Salvia officinalis is well studied and popular medicinal plant containing toxic thujones, rather limited phytochemical and pharmacological studies have been performed on others Salvia spp. The aim of the study was to perform phytochemical and chemotaxonomic studies of Salvia genus species (n = 16) from Ukraine to identify the most promising species for the pharmaceutical industry. The content of essential oils from the leaves of 16 Salvia spp. has been studied by GC/MS and polyphenols by HPLC/MS, chemotaxonomic study has been performed by calculation of coefficients of occurrence, originality and pair affinity. The Salvia spp. is characterized by the presence of monoterpenoids, hydroxycinnamic acids derivatives of caffeic acid, and flavonoids derivatives of luteolin and apigenin. The highest content of essential oil is observed in the leaves of S. officinalis, S. grandiflora and S. scabiosifolia (1.41-1.85%). The highest amount of hydroxycinnamic acids is in the leaves of S. pratensis, S. illuminata, S. austriaca and S. verticillata; the highest content of flavonoids and phenolic compounds is found in the leaves of S. grandiflora, S. pratensis, S. illuminata, S. nemorosa, S. pendula, S. sylvestris, S. nutans, S. verticillata and S. cernua. The chemical profile of the genus has been determined; it is characterized by terpenoids such as α- and β-pinene, camphane derivatives (camphene, camphor and borneol), p-cymene, 1,8-cineol, limonene, phenolic compounds (caffeic and rosmarinic acids), and flavonoids (cynaroside, cosmosiin, hispidulin, cirsimaritin). Rather high concentration of toxic - and -thujone is thypical only in the essential oil of S. officinalis (33.6 and 6.5%, respectively). The most promising species for use in the pharmaceutical industry are S. grandiflora, S. cernua, S. pratensis, S. nemorosa and S. verticillata.

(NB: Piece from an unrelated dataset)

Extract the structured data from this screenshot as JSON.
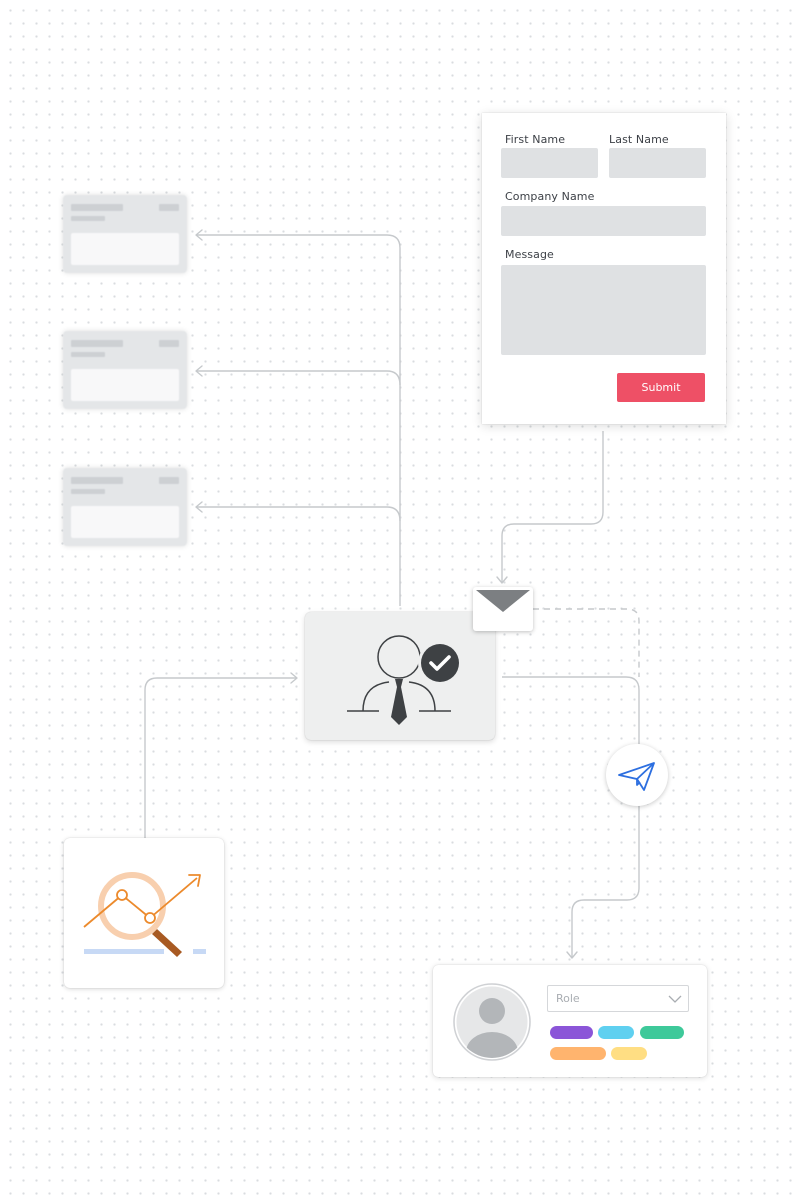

Key words: Sage; Chemotaxonomy; Terpenoids; Polyphenols; GC; HPLC